(Stored items from a collection)

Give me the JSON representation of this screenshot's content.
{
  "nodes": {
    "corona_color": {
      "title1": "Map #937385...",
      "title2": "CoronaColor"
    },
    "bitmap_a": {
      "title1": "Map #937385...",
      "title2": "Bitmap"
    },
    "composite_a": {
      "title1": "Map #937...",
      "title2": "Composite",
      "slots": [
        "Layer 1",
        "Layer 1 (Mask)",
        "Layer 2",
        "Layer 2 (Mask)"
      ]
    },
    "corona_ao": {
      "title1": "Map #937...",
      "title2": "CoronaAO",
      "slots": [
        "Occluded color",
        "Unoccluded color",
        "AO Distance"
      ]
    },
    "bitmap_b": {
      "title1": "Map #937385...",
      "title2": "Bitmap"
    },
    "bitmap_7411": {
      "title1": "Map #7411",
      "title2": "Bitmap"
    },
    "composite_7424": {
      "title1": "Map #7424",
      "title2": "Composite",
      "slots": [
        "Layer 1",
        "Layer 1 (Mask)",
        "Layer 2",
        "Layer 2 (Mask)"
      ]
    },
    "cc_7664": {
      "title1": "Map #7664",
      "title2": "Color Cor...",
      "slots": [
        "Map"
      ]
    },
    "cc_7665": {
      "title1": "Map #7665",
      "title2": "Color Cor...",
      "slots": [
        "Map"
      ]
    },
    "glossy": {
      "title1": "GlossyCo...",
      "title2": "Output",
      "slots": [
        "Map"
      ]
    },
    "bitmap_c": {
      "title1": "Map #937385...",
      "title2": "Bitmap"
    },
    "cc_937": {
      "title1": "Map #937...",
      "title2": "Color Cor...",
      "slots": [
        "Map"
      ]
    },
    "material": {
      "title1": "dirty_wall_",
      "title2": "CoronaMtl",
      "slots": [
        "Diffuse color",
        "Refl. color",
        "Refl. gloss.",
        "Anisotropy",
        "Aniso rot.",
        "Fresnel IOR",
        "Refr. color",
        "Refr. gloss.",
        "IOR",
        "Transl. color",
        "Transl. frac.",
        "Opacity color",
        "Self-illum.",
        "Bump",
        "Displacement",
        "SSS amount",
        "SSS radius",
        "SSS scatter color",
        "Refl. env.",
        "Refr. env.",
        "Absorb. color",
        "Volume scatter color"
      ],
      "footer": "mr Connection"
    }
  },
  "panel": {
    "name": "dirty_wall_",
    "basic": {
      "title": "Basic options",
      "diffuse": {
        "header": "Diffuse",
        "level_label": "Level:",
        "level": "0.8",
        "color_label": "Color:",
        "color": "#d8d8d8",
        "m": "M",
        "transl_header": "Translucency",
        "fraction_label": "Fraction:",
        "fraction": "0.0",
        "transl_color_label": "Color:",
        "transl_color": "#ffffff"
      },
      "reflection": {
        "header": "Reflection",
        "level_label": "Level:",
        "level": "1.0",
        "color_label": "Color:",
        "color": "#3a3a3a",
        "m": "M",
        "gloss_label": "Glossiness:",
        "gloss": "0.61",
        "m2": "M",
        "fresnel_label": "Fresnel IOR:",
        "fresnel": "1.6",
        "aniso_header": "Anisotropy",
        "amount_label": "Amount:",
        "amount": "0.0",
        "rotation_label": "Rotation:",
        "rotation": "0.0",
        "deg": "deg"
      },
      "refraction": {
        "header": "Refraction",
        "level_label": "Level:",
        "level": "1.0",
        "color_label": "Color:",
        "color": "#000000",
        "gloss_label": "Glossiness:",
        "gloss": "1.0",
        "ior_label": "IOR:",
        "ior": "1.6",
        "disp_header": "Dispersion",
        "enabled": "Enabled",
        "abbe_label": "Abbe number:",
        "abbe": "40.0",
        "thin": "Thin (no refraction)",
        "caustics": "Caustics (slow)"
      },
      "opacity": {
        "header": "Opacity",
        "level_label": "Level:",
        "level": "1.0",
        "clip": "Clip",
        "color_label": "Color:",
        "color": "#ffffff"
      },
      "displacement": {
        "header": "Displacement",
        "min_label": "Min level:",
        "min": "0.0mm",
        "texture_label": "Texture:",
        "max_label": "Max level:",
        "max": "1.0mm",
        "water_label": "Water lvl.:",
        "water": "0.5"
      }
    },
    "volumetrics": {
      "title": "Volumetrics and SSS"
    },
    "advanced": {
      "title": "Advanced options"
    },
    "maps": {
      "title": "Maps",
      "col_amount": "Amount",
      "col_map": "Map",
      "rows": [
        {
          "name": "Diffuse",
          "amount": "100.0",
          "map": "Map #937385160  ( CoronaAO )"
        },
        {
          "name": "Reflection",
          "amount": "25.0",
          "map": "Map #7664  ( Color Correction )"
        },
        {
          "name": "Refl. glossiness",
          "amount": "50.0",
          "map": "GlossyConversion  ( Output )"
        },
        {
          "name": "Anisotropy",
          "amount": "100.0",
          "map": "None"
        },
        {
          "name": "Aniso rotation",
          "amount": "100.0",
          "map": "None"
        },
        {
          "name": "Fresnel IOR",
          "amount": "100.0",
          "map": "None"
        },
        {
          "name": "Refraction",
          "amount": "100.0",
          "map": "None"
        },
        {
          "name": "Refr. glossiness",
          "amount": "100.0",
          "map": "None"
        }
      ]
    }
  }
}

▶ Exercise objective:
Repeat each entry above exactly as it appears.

▶ Answer for the task:
Give me the JSON representation of this screenshot's content.
{
  "nodes": {
    "corona_color": {
      "title1": "Map #937385...",
      "title2": "CoronaColor"
    },
    "bitmap_a": {
      "title1": "Map #937385...",
      "title2": "Bitmap"
    },
    "composite_a": {
      "title1": "Map #937...",
      "title2": "Composite",
      "slots": [
        "Layer 1",
        "Layer 1 (Mask)",
        "Layer 2",
        "Layer 2 (Mask)"
      ]
    },
    "corona_ao": {
      "title1": "Map #937...",
      "title2": "CoronaAO",
      "slots": [
        "Occluded color",
        "Unoccluded color",
        "AO Distance"
      ]
    },
    "bitmap_b": {
      "title1": "Map #937385...",
      "title2": "Bitmap"
    },
    "bitmap_7411": {
      "title1": "Map #7411",
      "title2": "Bitmap"
    },
    "composite_7424": {
      "title1": "Map #7424",
      "title2": "Composite",
      "slots": [
        "Layer 1",
        "Layer 1 (Mask)",
        "Layer 2",
        "Layer 2 (Mask)"
      ]
    },
    "cc_7664": {
      "title1": "Map #7664",
      "title2": "Color Cor...",
      "slots": [
        "Map"
      ]
    },
    "cc_7665": {
      "title1": "Map #7665",
      "title2": "Color Cor...",
      "slots": [
        "Map"
      ]
    },
    "glossy": {
      "title1": "GlossyCo...",
      "title2": "Output",
      "slots": [
        "Map"
      ]
    },
    "bitmap_c": {
      "title1": "Map #937385...",
      "title2": "Bitmap"
    },
    "cc_937": {
      "title1": "Map #937...",
      "title2": "Color Cor...",
      "slots": [
        "Map"
      ]
    },
    "material": {
      "title1": "dirty_wall_",
      "title2": "CoronaMtl",
      "slots": [
        "Diffuse color",
        "Refl. color",
        "Refl. gloss.",
        "Anisotropy",
        "Aniso rot.",
        "Fresnel IOR",
        "Refr. color",
        "Refr. gloss.",
        "IOR",
        "Transl. color",
        "Transl. frac.",
        "Opacity color",
        "Self-illum.",
        "Bump",
        "Displacement",
        "SSS amount",
        "SSS radius",
        "SSS scatter color",
        "Refl. env.",
        "Refr. env.",
        "Absorb. color",
        "Volume scatter color"
      ],
      "footer": "mr Connection"
    }
  },
  "panel": {
    "name": "dirty_wall_",
    "basic": {
      "title": "Basic options",
      "diffuse": {
        "header": "Diffuse",
        "level_label": "Level:",
        "level": "0.8",
        "color_label": "Color:",
        "color": "#d8d8d8",
        "m": "M",
        "transl_header": "Translucency",
        "fraction_label": "Fraction:",
        "fraction": "0.0",
        "transl_color_label": "Color:",
        "transl_color": "#ffffff"
      },
      "reflection": {
        "header": "Reflection",
        "level_label": "Level:",
        "level": "1.0",
        "color_label": "Color:",
        "color": "#3a3a3a",
        "m": "M",
        "gloss_label": "Glossiness:",
        "gloss": "0.61",
        "m2": "M",
        "fresnel_label": "Fresnel IOR:",
        "fresnel": "1.6",
        "aniso_header": "Anisotropy",
        "amount_label": "Amount:",
        "amount": "0.0",
        "rotation_label": "Rotation:",
        "rotation": "0.0",
        "deg": "deg"
      },
      "refraction": {
        "header": "Refraction",
        "level_label": "Level:",
        "level": "1.0",
        "color_label": "Color:",
        "color": "#000000",
        "gloss_label": "Glossiness:",
        "gloss": "1.0",
        "ior_label": "IOR:",
        "ior": "1.6",
        "disp_header": "Dispersion",
        "enabled": "Enabled",
        "abbe_label": "Abbe number:",
        "abbe": "40.0",
        "thin": "Thin (no refraction)",
        "caustics": "Caustics (slow)"
      },
      "opacity": {
        "header": "Opacity",
        "level_label": "Level:",
        "level": "1.0",
        "clip": "Clip",
        "color_label": "Color:",
        "color": "#ffffff"
      },
      "displacement": {
        "header": "Displacement",
        "min_label": "Min level:",
        "min": "0.0mm",
        "texture_label": "Texture:",
        "max_label": "Max level:",
        "max": "1.0mm",
        "water_label": "Water lvl.:",
        "water": "0.5"
      }
    },
    "volumetrics": {
      "title": "Volumetrics and SSS"
    },
    "advanced": {
      "title": "Advanced options"
    },
    "maps": {
      "title": "Maps",
      "col_amount": "Amount",
      "col_map": "Map",
      "rows": [
        {
          "name": "Diffuse",
          "amount": "100.0",
          "map": "Map #937385160  ( CoronaAO )"
        },
        {
          "name": "Reflection",
          "amount": "25.0",
          "map": "Map #7664  ( Color Correction )"
        },
        {
          "name": "Refl. glossiness",
          "amount": "50.0",
          "map": "GlossyConversion  ( Output )"
        },
        {
          "name": "Anisotropy",
          "amount": "100.0",
          "map": "None"
        },
        {
          "name": "Aniso rotation",
          "amount": "100.0",
          "map": "None"
        },
        {
          "name": "Fresnel IOR",
          "amount": "100.0",
          "map": "None"
        },
        {
          "name": "Refraction",
          "amount": "100.0",
          "map": "None"
        },
        {
          "name": "Refr. glossiness",
          "amount": "100.0",
          "map": "None"
        }
      ]
    }
  }
}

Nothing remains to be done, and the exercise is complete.